When creating video for learning, it’s easy to forget that the video itself is a complete, self-contained learning environment.
This is due, in part, to the fact that we most often use video as a complementary element within larger learning environments. In this context, we tend to think of it as a tool for explaining or elaborating a concept.
In other words, we think of video as part of learning but not as a learning environment in its own right.
By skipping the formal learning environment modeling process, we fail to take advantage of the medium’s full potential, and we overlook important instructional options.
Let’s use the learning environment model (LEM) below as an example:
This model shows a learning workflow created for a video NextThought is shooting for its upcoming Learning Video Playbook. As part of the playbook, we wanted to provide a good example of how to use video to present information for recall. We also wanted to emphasize best practices for the medium – such as segmenting, signaling, weeding, and matching modality.
For the video, we designed a learning environment model that moves the viewer from information to recall, with an emphasis on contextualization, personalization, and elaboration. Our primary goal was to design a workflow that would frame the content in a way that made it meaningful and, as a result, easy to remember.
Here’s a breakdown of the five phases we identified for this short video (under 5 minutes):
1. Contextualization – Rather than begin with an explicit statement of information, we first wanted to provide some context. This gives the viewer a good reference point for the information when it’s presented. In this LEM, we opted to do this with a simple, on-camera dialogue between two facilitators. During the dialogue, one of the facilitators asks questions related to the information that will be presented, and the other provides personal answers or thoughts.
Done properly, this lays a beginning foundation for the concept and encourages the viewer to engage in some early reflection.
2. Explanation – Having provided context for the information, we are now ready to deliver an initial explanation. This is the part of the LEM where we explain the “what” – the concept being presented. It’s important in this segment to use proper signaling in order to ensure that the information is clear and that key components are reinforced adequately.
3. Personalization – Before we go any further, we want to take a moment to help the viewer apply the information being presented to her/his own experience or circumstances. This can be done effectively by asking questions and accompanying them with visual cues.
4. Elaboration – Next, we want to move into the elaboration phase.
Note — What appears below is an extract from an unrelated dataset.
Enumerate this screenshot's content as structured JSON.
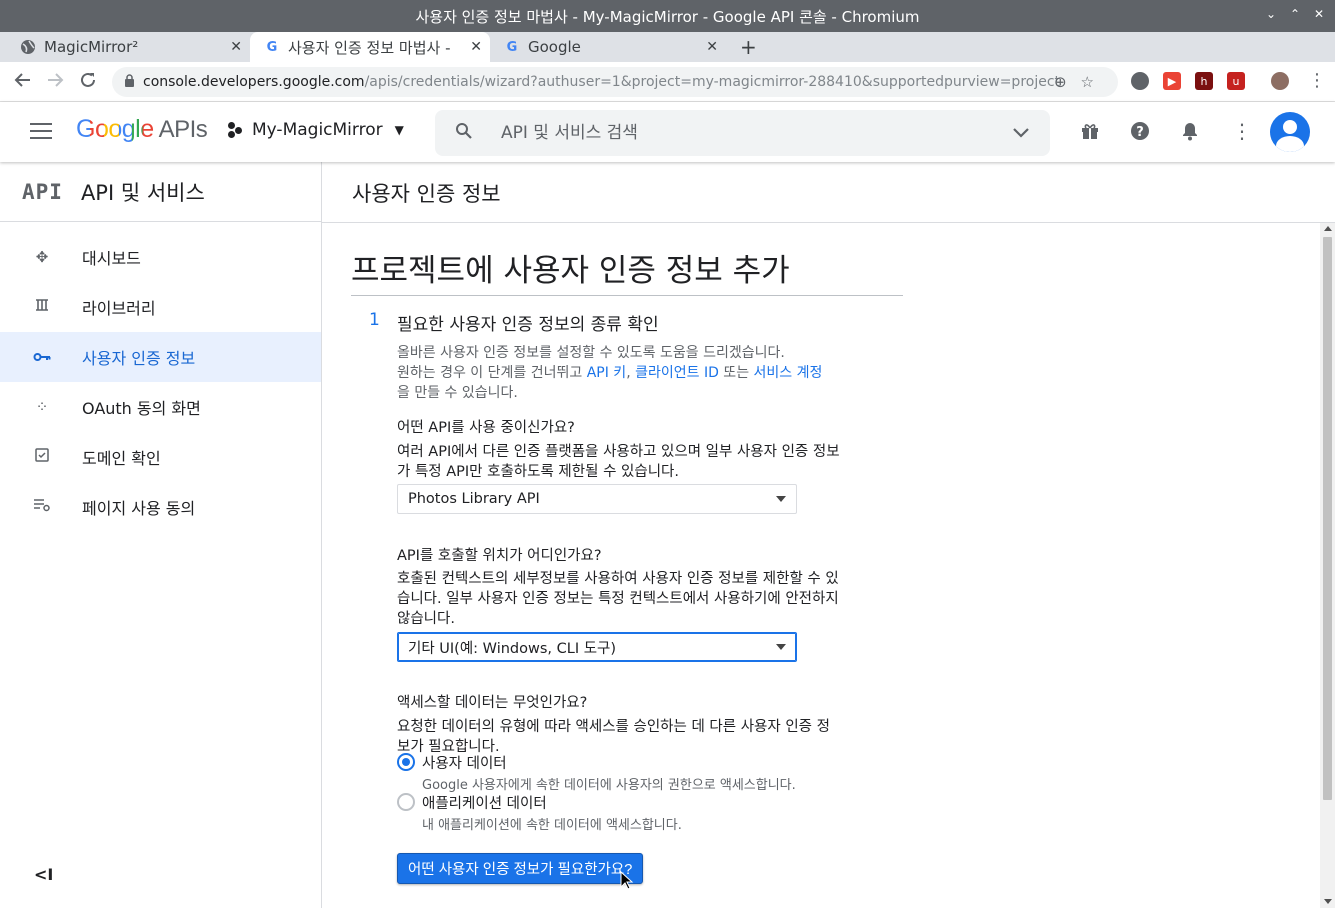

In this segment, we want to provide specific, meaningful examples of the concept we’re discussing. This is an opportunity to go into deeper detail about the concept, and also to reinforce the key points we want viewers to remember. As you can see, our goal is to repeat and reinforce the concept in a scaffolded and reinforced manner through the different LEM stages.
5. Recall – Finally, we’re ready for information recall. We’ve given context, presented and elaborated our concept, and attempted to provide personal relevance. This should make it easier for the viewer to remember salient details with relative ease. We can test viewer recall much in the same way as in a face-to-face setting – simply by asking questions out loud and pausing for participants to reflect on their answers. After the pause, we provide the correct answer so learners can compare their answers to one we provide. We reinforce the information in this segment by signaling both the question and answer with text on the screen.